Boiling with rage, the teacher demanded: What is the meaning of this? the boy did not look at her. Look at me! she shouted. The boy obliged. He was shivering, not of coldness, but of fright. You insolent boy. Her cheeks turned red and green. Then a tusk sprouted in his forehead and her teeth were long and sharp and yellow.
With her transformation, the whole class screamed and scattered out of the room. But the boy couldnt move a muscle. He wanted to scream but no sound came out of his throat. He was doomed. The monster was going to devoured him. The teacher opened her mouth, and grew bigger and bigger like a cave, until it was big enough to consume him whole.
The boy tried to scream again. This time he could actually scream. The monster was gone. He bolted up in his bed. He had awakened before the monster could devour him.
As to the Nightmare, he was chuckling diabolically to the product of his magical dust. Then he disappeared into the night before the childs mother entered her sons bedroom to comfort him.

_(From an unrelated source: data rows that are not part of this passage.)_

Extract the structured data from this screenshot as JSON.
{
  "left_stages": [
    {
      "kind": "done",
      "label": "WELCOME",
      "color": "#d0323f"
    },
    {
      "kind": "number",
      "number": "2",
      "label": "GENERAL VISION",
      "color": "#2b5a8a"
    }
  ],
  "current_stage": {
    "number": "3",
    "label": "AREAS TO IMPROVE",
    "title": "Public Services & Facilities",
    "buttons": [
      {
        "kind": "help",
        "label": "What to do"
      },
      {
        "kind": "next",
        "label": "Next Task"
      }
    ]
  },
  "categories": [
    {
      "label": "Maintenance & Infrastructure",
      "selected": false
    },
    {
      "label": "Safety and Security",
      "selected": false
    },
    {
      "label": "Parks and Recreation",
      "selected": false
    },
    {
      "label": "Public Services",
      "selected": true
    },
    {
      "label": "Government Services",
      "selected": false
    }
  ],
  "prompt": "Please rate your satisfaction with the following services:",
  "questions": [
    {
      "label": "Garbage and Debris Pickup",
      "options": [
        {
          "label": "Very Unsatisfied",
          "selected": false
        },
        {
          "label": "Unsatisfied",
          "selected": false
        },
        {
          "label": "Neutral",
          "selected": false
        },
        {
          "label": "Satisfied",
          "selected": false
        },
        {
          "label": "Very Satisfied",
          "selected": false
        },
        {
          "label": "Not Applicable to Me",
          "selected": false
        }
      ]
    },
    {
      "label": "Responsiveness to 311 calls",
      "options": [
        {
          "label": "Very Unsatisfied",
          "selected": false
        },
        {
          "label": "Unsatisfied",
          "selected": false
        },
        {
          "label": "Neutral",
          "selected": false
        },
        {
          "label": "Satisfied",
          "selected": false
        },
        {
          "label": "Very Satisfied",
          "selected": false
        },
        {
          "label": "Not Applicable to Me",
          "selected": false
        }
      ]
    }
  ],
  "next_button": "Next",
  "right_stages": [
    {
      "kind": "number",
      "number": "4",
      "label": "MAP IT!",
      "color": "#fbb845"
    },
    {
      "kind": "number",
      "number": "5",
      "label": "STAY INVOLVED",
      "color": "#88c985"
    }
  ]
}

Not yet satisfied with his devilish scheme, the Nightmare, when he had left the screaming boy, materialized into someone elses bedroom. This time he was in a little girls bedroom. But she wasnt alone. Someone else was in the room, standing beside her bed. And the Nightmare knew the other visitor well.
Hello. Brother, said the Nightmare.
Sandman turned his head over his shoulder. Arent you satisfied with your foolishness?
Im just doing my business, said the Nightmare. Its my job to give children nightmare the way you give them good dream.
Arent you feel guilty, said Sandman, frightening the children and giving them scream?
I cant help it, said the Nightmare. You know that.
Of course you can, said Sandman. Throw all your magic dust into the ocean.
And then what? Give the fishes nightmare? he said jokingly. Children need a fright sometimes, he added. Im just a balance of an equation. You give them good dream and I give them bad dream.
But not to the extent of killing them in their dream.
Youre doing me an injustice, he said. Its not my fault they have a weak heart. Then surreptitiously, he put his hand in his pouch and produced some sand which he sprinkled over the sleeping girl.
What did you do? asked Sandman. You are ruining my work.
Just give her a little fright, is all. Then he vanished, leaving the Sandman with the little girl who had no idea something was going to happen in her dream.
The girl was sleeping soundly, with a smile in her face, and was dreaming a wonderful dream. It was her birthday in her dream, though in real it was still three months away. She was in the living room, admiring the gifts she had received. The tabletop was covered with gifts all over. Some gift was over the floor and on the sofa. Excitedly, she opened a gift which came from form her aunt Lisa. It was The Graveyard Book by Neil Gaiman. Her aunt Lisa had given her a book because she knew she loved to read. She put the book beside her and opened another present. A gift from her Aunt Marissa. She torned the green wrappers away and found a red shoes inside the box. She fitted the shoe and found it fit. She put aside also.
The next gift she was from her Uncle James. But before she could open it the Nightmare intervened in her dream.
She ripped away the wrappers, excited to know the gift. She pulled the lid of the box, and then
The box flew into the air and the snakes inside scattered out of the box and landed over the gifts on the table and on the floor. The poor child was screaming. Her mother and father and Uncles and Aunts and the neighbors ran to the living room from the kitchen.
What happened? asked the worried mother.
Snakes She pointed the snakes to them.
Where did they come from? asked the father.
The birthday girl, who was clinging to her mothers arm, said that snakes were in his Uncle James present. Every one looked at him, accusingly.
Im sure I did not put the snakes in the box, he said. I have no idea how it happened. My gift was a DVD. Her favorite. The Bridge to Terabithia.
Who put the snakes then? asked the father. He backed away when a snake slithered toward him.
But before anyone could guess, the snakes melted into a black liquid and the black liquid boiled into smokes and nothingness.
Sandman left the girl in her bed after he had saved her from the Nightmares mischievousness.